I had been curious about Gaco oarlocks for a long time, and finally decided to buy a pair to see how well they work. Instead of rotating in the socket like a normal oarlock, the Gaco’s molded copolymer cradle for the oar rotates around the pin. That’s how locks on racing shells work, and it eliminates the kind of wear that leads to a sloppy fit for conventional oarlocks. I rowed my sneakbox from Pittsburgh to Cedar Key, Florida, using conventional bronze oarlocks, and after two-and-a-half months of rowing the pins and sockets had worn considerably, even though I greased them every day, often more than once a day. As a consequence, the locks developed a lot of play, my catch wasn’t as crisp as it should have been, and the rowing was noisy.
Whatever wear there is in a Gaco lock is likely to occur much more slowly. The pin of a standard lock acts as a lever against the sides of the socket, and the pressure at the top of the socket and pin can be more than double the pressure applied by the loom against the horn; the place where the pressure is highest is also where friction occurs. The Gaco lock separates the pressure and the friction: The bottom of the pin still pries in the socket, but the friction occurs at the top of the pin directly forward of the oar and is spread over a much broader area.
I’ve never been a fan of circular oarlocks that are fixed to the oars. When the oars are shipped, the locks have to come with them, so I needed to change the way I handled the oars. Instead of taking hold of the looms to set them in the locks as I’ve been accustomed to, I grab the locks instead and the oars come along as I set the pins in the sockets. My other complaint about round oarlocks is the damage they do when they slide down the loom and hit the roots of the blade. On my spoon-bladed oars that’s a particularly difficult area to carve, and it looks good only if dings left by the oarlock aren’t spoiling the lines. The Gaco locks, at 6 oz each, are a bit lighter metal equivalents, and the plastic isn’t as apt to leave a mark.
The Gaco oarlocks fit oars up to 2 1/4″ in diameter (leathers included). You open the top of the lock by inserting a screwdriver in a slot to release the gate, making it possible to put the locks on oars with collars in addition to leathers. The Gacos are kinder to oar leathers than standard locks are. The bearing surface of a #1 bronze oarlock is about 1/2″ wide and has a radius of 7/16″, so the pressure on the leather is quite concentrated. The Gaco’s bearing surface is 1 3/4″ wide and almost flat. That should keep leathers from getting compressed and make them last longer. The vertical axis of the Gaco’s oval shape allows for the movement of the oar as the blade moves up and down during the stroke, and the horizontal axis is short to eliminate the slop of looms sliding back and forth.

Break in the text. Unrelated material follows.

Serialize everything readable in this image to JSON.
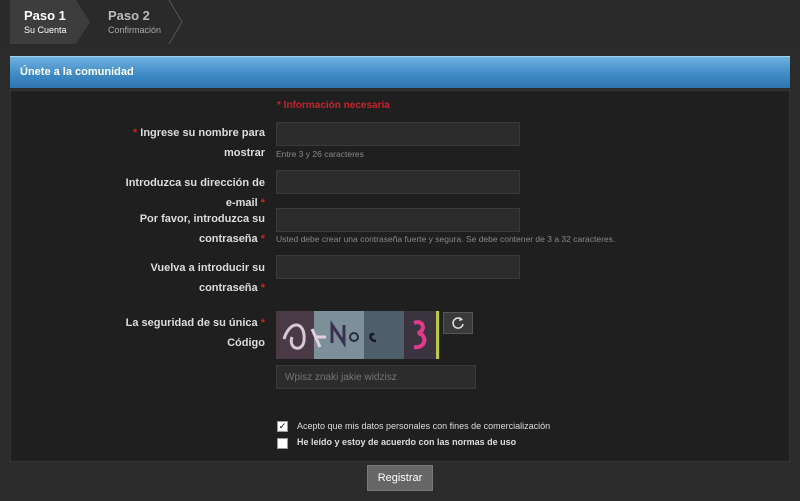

In my rowing trials the Gacos worked well. They were quiet and smooth. A short lanyard and hitch-pin clip was included with each lock. The clip is can be inserted in the hole at the bottom of the pin to keep the lock in the socket, but the boat I used for testing had too much depth in the oarlock pad and the inwale to allow me to do that. I doubt I’d use it anyway. If a wave hits an oar blade hard enough to pop the lock out of the socket, I’d rather have that happen than have the handle driven down hard against my leg.
I quickly warmed up to the Gaco locks. They’re inexpensive and do their job well. While I was rowing I wasn’t aware of them at all, and that’s the best compliment I can offer any oarlock.
Christopher Cunningham is the editor of Small Boats Monthly.
Is there a product that might be useful for boatbuilding, cruising or shore-side camping that you’d like us to review? Please email your suggestions.
We welcome your comments about this article. If you’d like to include a photo or a video with your comment, please email the file or link.